INVESTING STATISTICS BASED ON REALITY
One good thing about investing is that past results can be studied and analyzed. The overall consensus is that asset allocation, market timing and fund managers (the so-called experts) DO NOT BEAT the market indexes over time. That makes the chances of an individual investor beating the market a daunting task.
WHAT SHOULD I DO WITH MY MONEY?
It is more likely a waste of time to try to beat the market yourself or pay fees to the “professionals” to manage your investments. But just because that is true, certain investing principles stand to be true over time.
Asset allocation is important as well as diversification of your investment portfolio. This is due to the fact that you should not keep all or most of your eggs in one basket. Prices rise and fall in every market and no one knows what the future will bring. That said, individual risk tolerance plays a big factor in how an investor should allocate his portfolio.
WHAT SHOULD BE MY STRATEGY RIGHT NOW?
The first step is to determine your asset allocation. You always will need cold hard cash reserves. Determine how much cash you will need. Most experts say 6-12 months living expenses as well as extra for any likely future expenses over the next 3 to 5 years.
The leftovers should be used for investment and growth. Stocks are the most volatile short-term but offer the best historical returns long term. The more time you have before you need to touch the money invested, the more percent you should keep in stocks. You can have some rough years in down markets, but in the long run, the market always recovers. The rest of your investments can be put into less risky investments and to diversify.
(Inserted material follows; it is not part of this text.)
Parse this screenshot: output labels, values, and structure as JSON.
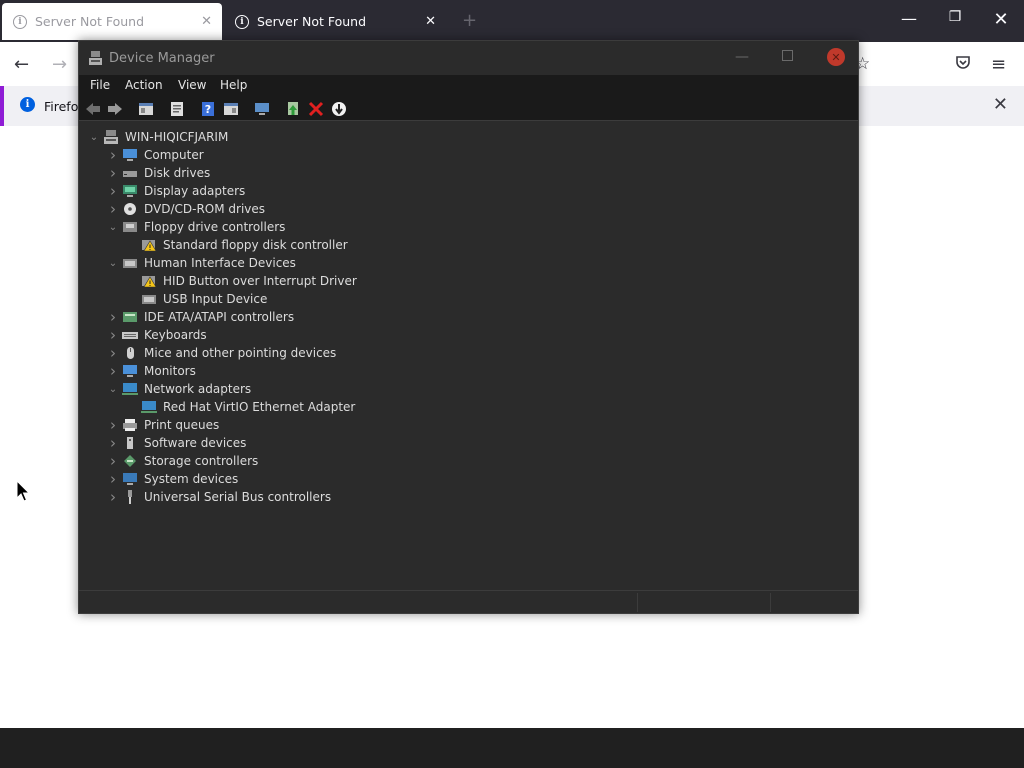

Finally, you must be realistic about your risk tolerance. No one will stick to a long-term investing strategy if it does not fit in with their appetite for risk. For example: a 30-year-old with 80% of their portfolio in stocks with a low appetite for risk who has had stellar returns the last 3 years suddenly sees the market tanking as we enter a recession and bear market in stocks. Would you think he will just hold on, or sell all of the stock positions due to fear? My guess is that emotion will overtake logic and that investor will not stick to the plan.
Thus your plan should be: calculate cash reserves, and determine your asset allocation based on your investment horizon and risk tolerance. Rebalance as needed and stick to your plan. Adjust it as your needs change and investment horizon shortens.
–Jacques Piccard, Managing Director at Davenport Laroche